As anyone who's ever attempted to eat by the seaside surely knows, if there is food, the seagulls will find it—and that explains the internet's latest weird animal phenomenon. Last week, the UK's Tiggywinkles Wildlife Hospital shared the story of a bird dubbed "Vinny” (short for “vindaloo”), who was brought to the clinic completely covered in curry. Locals had found and rescued a flightless orange bird and brought it to the clinic, where workers soon realized that it was just a seagull in desperate need of a bath. "He had somehow gotten himself covered in curry or turmeric!" Tiggywinkles wrote on Facebook. "We have no idea how he got into this predicament but thankfully, apart from the vibrant colour and pungent smell, he was healthy."
While this may sound too bizarre not to be a one-off, Vinny actually wasn't the first bird with this problem. There's a recent history of gulls who, just like Vinny, have gotten into trouble after seemingly having fallen into vats of turmeric-laced stews. In June 2016, a seagull cleverly nicknamed "Gullfrazie" was found after having plunged into a chicken tikka masala at a food factory. ("They managed to return him back to his original white colour but have not been able to wash away the smell," the BBC reported.) Just two months later, another Welsh gull fell into a vat of tandoori sauce.
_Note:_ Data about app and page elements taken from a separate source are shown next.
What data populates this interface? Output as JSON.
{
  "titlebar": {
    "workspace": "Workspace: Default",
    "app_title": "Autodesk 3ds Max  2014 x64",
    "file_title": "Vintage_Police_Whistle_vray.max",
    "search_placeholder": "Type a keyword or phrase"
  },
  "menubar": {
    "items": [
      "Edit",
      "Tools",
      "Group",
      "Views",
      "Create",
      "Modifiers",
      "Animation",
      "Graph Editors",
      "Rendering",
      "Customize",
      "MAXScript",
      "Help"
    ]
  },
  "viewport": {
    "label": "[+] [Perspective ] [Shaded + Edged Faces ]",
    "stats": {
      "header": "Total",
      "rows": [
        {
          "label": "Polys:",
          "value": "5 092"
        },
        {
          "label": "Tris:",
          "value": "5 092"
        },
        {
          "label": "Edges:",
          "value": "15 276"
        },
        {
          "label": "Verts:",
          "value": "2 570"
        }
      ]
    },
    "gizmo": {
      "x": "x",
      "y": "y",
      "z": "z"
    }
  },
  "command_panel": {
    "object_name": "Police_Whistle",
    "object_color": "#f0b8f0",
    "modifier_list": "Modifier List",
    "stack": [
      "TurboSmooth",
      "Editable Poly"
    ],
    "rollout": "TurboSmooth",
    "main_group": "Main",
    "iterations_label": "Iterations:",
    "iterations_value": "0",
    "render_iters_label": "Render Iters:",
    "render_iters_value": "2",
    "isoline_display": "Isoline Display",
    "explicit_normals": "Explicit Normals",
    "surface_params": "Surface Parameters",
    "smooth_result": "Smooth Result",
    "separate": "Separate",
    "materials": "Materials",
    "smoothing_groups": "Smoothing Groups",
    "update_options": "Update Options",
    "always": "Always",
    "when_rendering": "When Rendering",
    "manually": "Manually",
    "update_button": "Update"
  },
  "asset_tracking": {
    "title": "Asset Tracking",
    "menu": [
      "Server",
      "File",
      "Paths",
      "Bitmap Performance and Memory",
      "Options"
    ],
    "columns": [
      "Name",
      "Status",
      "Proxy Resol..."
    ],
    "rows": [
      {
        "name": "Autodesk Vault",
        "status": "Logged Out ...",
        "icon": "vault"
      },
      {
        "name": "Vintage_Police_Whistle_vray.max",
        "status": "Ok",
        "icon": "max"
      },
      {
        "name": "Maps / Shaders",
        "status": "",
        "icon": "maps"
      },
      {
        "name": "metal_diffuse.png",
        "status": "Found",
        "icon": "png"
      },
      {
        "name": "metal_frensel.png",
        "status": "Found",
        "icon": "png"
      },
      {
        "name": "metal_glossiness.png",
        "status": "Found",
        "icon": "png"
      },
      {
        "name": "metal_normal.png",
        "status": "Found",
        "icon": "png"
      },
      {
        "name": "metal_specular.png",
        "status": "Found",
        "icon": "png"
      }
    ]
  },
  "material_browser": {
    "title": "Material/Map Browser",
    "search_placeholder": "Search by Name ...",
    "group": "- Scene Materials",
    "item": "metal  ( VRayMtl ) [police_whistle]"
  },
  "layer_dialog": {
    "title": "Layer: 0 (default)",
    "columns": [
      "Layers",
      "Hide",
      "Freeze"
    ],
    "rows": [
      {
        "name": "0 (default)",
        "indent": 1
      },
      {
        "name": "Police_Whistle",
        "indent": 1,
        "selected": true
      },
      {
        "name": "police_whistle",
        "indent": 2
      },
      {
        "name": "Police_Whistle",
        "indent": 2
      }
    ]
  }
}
We have so many questions, but mainly, how exactly are all these birds ending up in huge vats of food? Are we to believe that factories are really just swarmed with seagulls ready to dive into open containers of simmering stew? And while everyone else is freaking out about pre-licked ice cream and food tampering, is the real reason for concern that our takeout might have once served as a diving pond for birds?
In any case, attempts to block the birds haven't been entirely successful, either. In March 2016, a tofu factory in Canada found 70 seagulls in a vat of tofu byproduct. As a spokesperson for Superior Tofu told CBC at the time, the gulls, who enjoy eating the leftover tofu pulp, were so common a problem that the factory had installed guard rails to keep the birds out. That design, however, let the birds in, but not out—which is why so many of them ended up in need of rescuing. As of the CBC's report, the company was working to find a better long-term solution to the bird situation, but they'd put down tarps in the meantime.
The why, of course, is obvious: Tikka masala is tasty, regardless of one's species.
This article originally appeared on VICE US.